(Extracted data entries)
◇ ◇ ◇ ◇ ◇ ◇ ◇
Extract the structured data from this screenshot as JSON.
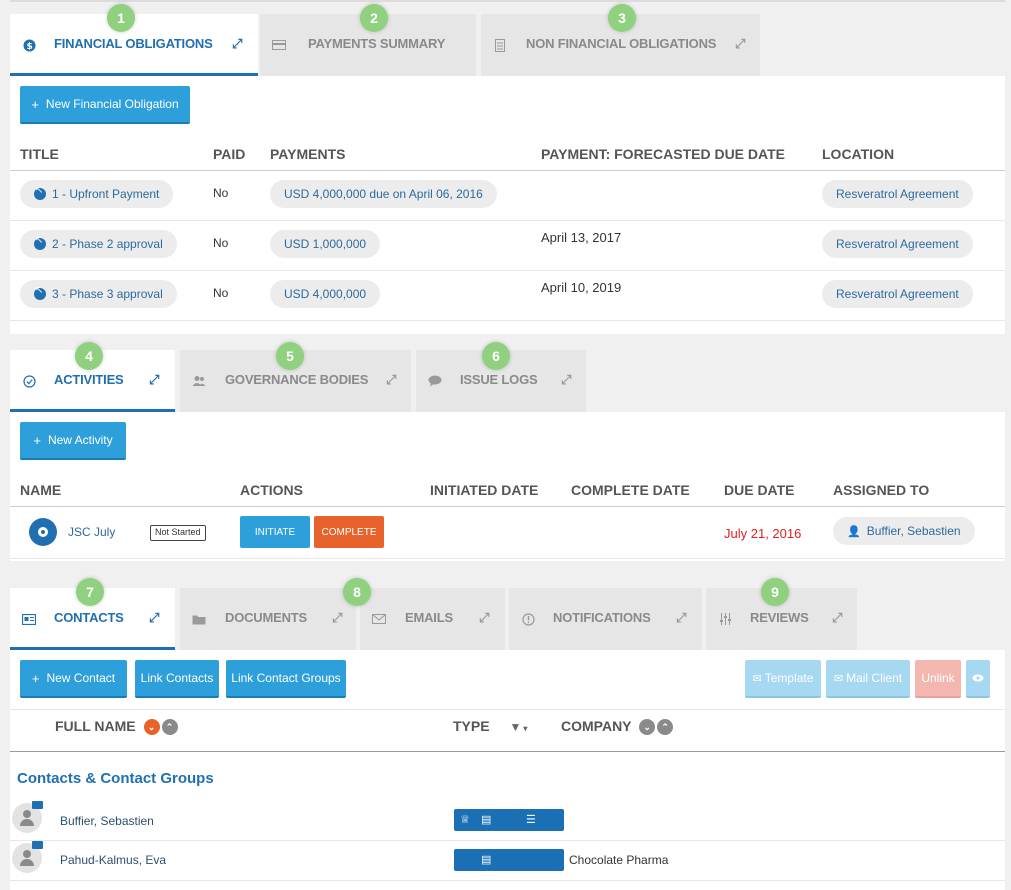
{
  "badges": [
    "1",
    "2",
    "3",
    "4",
    "5",
    "6",
    "7",
    "8",
    "9"
  ],
  "obligations": {
    "tabs": [
      {
        "label": "FINANCIAL OBLIGATIONS",
        "icon": "dollar-icon"
      },
      {
        "label": "PAYMENTS SUMMARY",
        "icon": "card-icon"
      },
      {
        "label": "NON FINANCIAL OBLIGATIONS",
        "icon": "document-icon"
      }
    ],
    "new_button": "New Financial Obligation",
    "columns": {
      "title": "TITLE",
      "paid": "PAID",
      "payments": "PAYMENTS",
      "due": "PAYMENT: FORECASTED DUE DATE",
      "location": "LOCATION"
    },
    "rows": [
      {
        "title": "1 - Upfront Payment",
        "paid": "No",
        "payments": "USD 4,000,000 due on April 06, 2016",
        "due": "",
        "location": "Resveratrol Agreement"
      },
      {
        "title": "2 - Phase 2 approval",
        "paid": "No",
        "payments": "USD 1,000,000",
        "due": "April 13, 2017",
        "location": "Resveratrol Agreement"
      },
      {
        "title": "3 - Phase 3 approval",
        "paid": "No",
        "payments": "USD 4,000,000",
        "due": "April 10, 2019",
        "location": "Resveratrol Agreement"
      }
    ]
  },
  "activities": {
    "tabs": [
      {
        "label": "ACTIVITIES",
        "icon": "check-circle-icon"
      },
      {
        "label": "GOVERNANCE BODIES",
        "icon": "group-icon"
      },
      {
        "label": "ISSUE LOGS",
        "icon": "chat-icon"
      }
    ],
    "new_button": "New Activity",
    "columns": {
      "name": "NAME",
      "actions": "ACTIONS",
      "initiated": "INITIATED DATE",
      "complete": "COMPLETE DATE",
      "due": "DUE DATE",
      "assigned": "ASSIGNED TO"
    },
    "rows": [
      {
        "name": "JSC July",
        "status": "Not Started",
        "initiate_label": "INITIATE",
        "complete_label": "COMPLETE",
        "due": "July 21, 2016",
        "assigned": "Buffier, Sebastien"
      }
    ],
    "colors": {
      "due_overdue": "#e02020",
      "initiate": "#2d9fdb",
      "complete": "#e8622c"
    }
  },
  "contacts": {
    "tabs": [
      {
        "label": "CONTACTS",
        "icon": "contact-card-icon"
      },
      {
        "label": "DOCUMENTS",
        "icon": "folder-icon"
      },
      {
        "label": "EMAILS",
        "icon": "envelope-icon"
      },
      {
        "label": "NOTIFICATIONS",
        "icon": "alert-icon"
      },
      {
        "label": "REVIEWS",
        "icon": "sliders-icon"
      }
    ],
    "buttons": {
      "new_contact": "New Contact",
      "link_contacts": "Link Contacts",
      "link_groups": "Link Contact Groups",
      "template": "Template",
      "mail_client": "Mail Client",
      "unlink": "Unlink"
    },
    "columns": {
      "full_name": "FULL NAME",
      "type": "TYPE",
      "company": "COMPANY"
    },
    "group_title": "Contacts & Contact Groups",
    "rows": [
      {
        "name": "Buffier, Sebastien",
        "company": ""
      },
      {
        "name": "Pahud-Kalmus, Eva",
        "company": "Chocolate Pharma"
      }
    ]
  }
}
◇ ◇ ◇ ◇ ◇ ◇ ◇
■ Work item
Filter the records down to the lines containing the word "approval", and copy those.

■ Reply to the exercise
        "title": "2 - Phase 2 approval",
        "title": "3 - Phase 3 approval",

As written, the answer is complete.